I can so relate to what you're saying - I'm just not a risk taker at all either. But I'm trying to learn to be a little different. After all I think you can never get what you really want out of life if you don't take any risks.

My sister is a caterer and makes stunning wedding cakes. She started out gradually - mind, she did have a working hubby, so she had a bit more of a security net. It took her quite a while to build a strong reputation, and her business has not been without it's disasters and confrontations, but she is in big demand now all around the Salt Lake Valley. However, at your present position, you probably make more now than what she does after being in business for 25 years. So of course you have to weigh what is most important to you.
Buying and collecting fabric is the goal. If you actually DO something with it, you're an overachiever.
Reply
#17
Quote:Originally posted by Ebony
Thanks Rain. I appreciate the efforts in my behalf. Looking at what you do with your life really inspires me not to give up. I like your sig too - it fits you so well.


Gee Ebony...thanks. Didn't want to come across as 'preachy' but it's a topic close to heart. I've seen so many people give up their dreams - it's sad. Actually the road less travelled can be tough - being away from family and friends in a country so different from what you're used to is one example. But then again, Africa is such an adventure. The sig could also include "living out your dreams ain't as easy as it seems". But it's all so worthwhile Smile

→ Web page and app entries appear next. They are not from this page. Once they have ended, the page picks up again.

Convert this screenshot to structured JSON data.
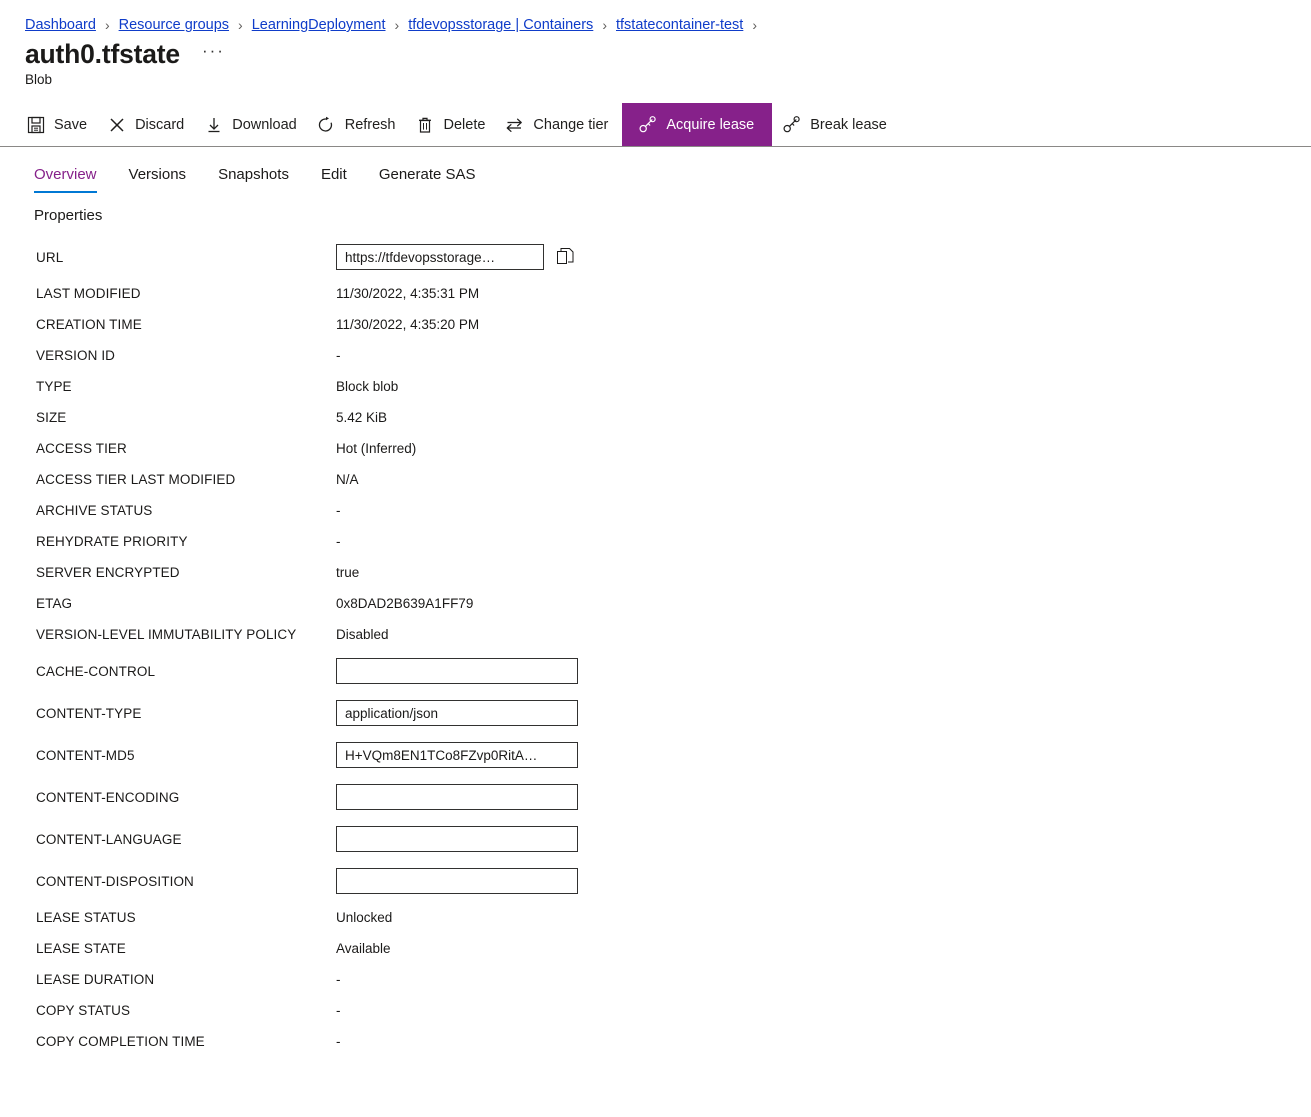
{
  "breadcrumb": {
    "items": [
      {
        "label": "Dashboard"
      },
      {
        "label": "Resource groups"
      },
      {
        "label": "LearningDeployment"
      },
      {
        "label": "tfdevopsstorage | Containers"
      },
      {
        "label": "tfstatecontainer-test"
      }
    ],
    "separator": "›"
  },
  "header": {
    "title": "auth0.tfstate",
    "ellipsis": "···",
    "subtitle": "Blob"
  },
  "toolbar": {
    "active_color": "#86218a",
    "commands": [
      {
        "label": "Save",
        "icon": "save-icon",
        "active": false
      },
      {
        "label": "Discard",
        "icon": "discard-icon",
        "active": false
      },
      {
        "label": "Download",
        "icon": "download-icon",
        "active": false
      },
      {
        "label": "Refresh",
        "icon": "refresh-icon",
        "active": false
      },
      {
        "label": "Delete",
        "icon": "delete-icon",
        "active": false
      },
      {
        "label": "Change tier",
        "icon": "change-tier-icon",
        "active": false
      },
      {
        "label": "Acquire lease",
        "icon": "lease-icon",
        "active": true
      },
      {
        "label": "Break lease",
        "icon": "lease-icon",
        "active": false
      }
    ]
  },
  "tabs": {
    "selected_color": "#86218a",
    "underline_color": "#0078d4",
    "items": [
      {
        "label": "Overview",
        "selected": true
      },
      {
        "label": "Versions",
        "selected": false
      },
      {
        "label": "Snapshots",
        "selected": false
      },
      {
        "label": "Edit",
        "selected": false
      },
      {
        "label": "Generate SAS",
        "selected": false
      }
    ]
  },
  "properties": {
    "section_title": "Properties",
    "url": {
      "label": "URL",
      "value": "https://tfdevopsstorage…",
      "copy_icon": "copy-icon"
    },
    "rows": [
      {
        "label": "LAST MODIFIED",
        "value": "11/30/2022, 4:35:31 PM"
      },
      {
        "label": "CREATION TIME",
        "value": "11/30/2022, 4:35:20 PM"
      },
      {
        "label": "VERSION ID",
        "value": "-"
      },
      {
        "label": "TYPE",
        "value": "Block blob"
      },
      {
        "label": "SIZE",
        "value": "5.42 KiB"
      },
      {
        "label": "ACCESS TIER",
        "value": "Hot (Inferred)"
      },
      {
        "label": "ACCESS TIER LAST MODIFIED",
        "value": "N/A"
      },
      {
        "label": "ARCHIVE STATUS",
        "value": "-"
      },
      {
        "label": "REHYDRATE PRIORITY",
        "value": "-"
      },
      {
        "label": "SERVER ENCRYPTED",
        "value": "true"
      },
      {
        "label": "ETAG",
        "value": "0x8DAD2B639A1FF79"
      },
      {
        "label": "VERSION-LEVEL IMMUTABILITY POLICY",
        "value": "Disabled"
      }
    ],
    "input_rows": [
      {
        "label": "CACHE-CONTROL",
        "value": "",
        "placeholder": ""
      },
      {
        "label": "CONTENT-TYPE",
        "value": "application/json",
        "placeholder": ""
      },
      {
        "label": "CONTENT-MD5",
        "value": "H+VQm8EN1TCo8FZvp0RitA…",
        "placeholder": ""
      },
      {
        "label": "CONTENT-ENCODING",
        "value": "",
        "placeholder": ""
      },
      {
        "label": "CONTENT-LANGUAGE",
        "value": "",
        "placeholder": ""
      },
      {
        "label": "CONTENT-DISPOSITION",
        "value": "",
        "placeholder": ""
      }
    ],
    "lease_rows": [
      {
        "label": "LEASE STATUS",
        "value": "Unlocked"
      },
      {
        "label": "LEASE STATE",
        "value": "Available"
      },
      {
        "label": "LEASE DURATION",
        "value": "-"
      },
      {
        "label": "COPY STATUS",
        "value": "-"
      },
      {
        "label": "COPY COMPLETION TIME",
        "value": "-"
      }
    ]
  }
}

Go for it Sue...start small and then if you're really into it expand your business - you don't even have to leave your job. Eventually you may have to, especially if you have sufficient business. And btw, the bride and groom will love your cakes Smile
:thud: REMEMBER: When I'm queen, things WILL be different.
Reply
#18
Quote:Originally posted by Rain
Good luck with this. I hope you achieve your dream. Six years ago it was one of mine Smile



I am definitely in awe, I didn't know there were any marine mammal medics here, you are definitely a pleasant surprise Rain Smile And thank you so much for your kind words and encouragement, it really meant a lot to me. We don't have dolphins here but we do have turtle rehab centres (the one I told you about) and mostly leatherbacks, they're massive, awesome creatures aren't they? And the nearest dolphins are in the South Pacific, I hope to be following your footsteps someday Smile
Man who drop watch in toilet bound to have shitty time
Reply
#19
Quote:Originally posted by Ebony
I haven't given up hope, and keep thinking when there's a will there's a way. But I'm afraid that maybe it's all just a pipe-dream, and one that I'll never be able to bring to fruition.
Ebony--there are foundations that provide grants to support women returning to college for second careers. Get ahold of a Foundation Guide and start looking. Check out the internet too. Where there's a will there is a way. You will find it. Keep seeking!
"Any patch of sunlight in a wood will show you something about the sun which you could never get from reading books on astronomy. These pure and spontaneous pleasures are 'patches of Godlight' in the woods of our experience."
C.S. Lewis
Reply
#20
I'm living my dreams at least the struggling part. :bg: I'm a writer and now I'm starting to develop an interest in photography. I'm not published yet, but I will be as both a writer and photographer, whether I change the world is another story.

Ebony- since you seem to do this naturally you could also simply start teaching yourself as you look for schools.

Vicki- if your short stories are good perhaps you could make a career out of that. People tend to focus more on the novel writing but there are writers who making a living writing short fiction. Perhaps you just weren't meant to write novels. Don't sell yourself short, short stories are incredibly difficult, I can't do short. But I can write novels with ease I never really have writer's block and I can write 3000 words per day if I just have the time and i'm good my peers have told me so. But I have difficulty with short stories I can't imagine the idea of writing a story less 10,000 words much less 5,000. Perhaps you just weren't meant to be a novelist.

Summer/Rain- All you're talk about dolphins and such has made me curious what would one have to do to learn to work these animals as a volunteer?
Reply

MYCode Guide

Forum Jump: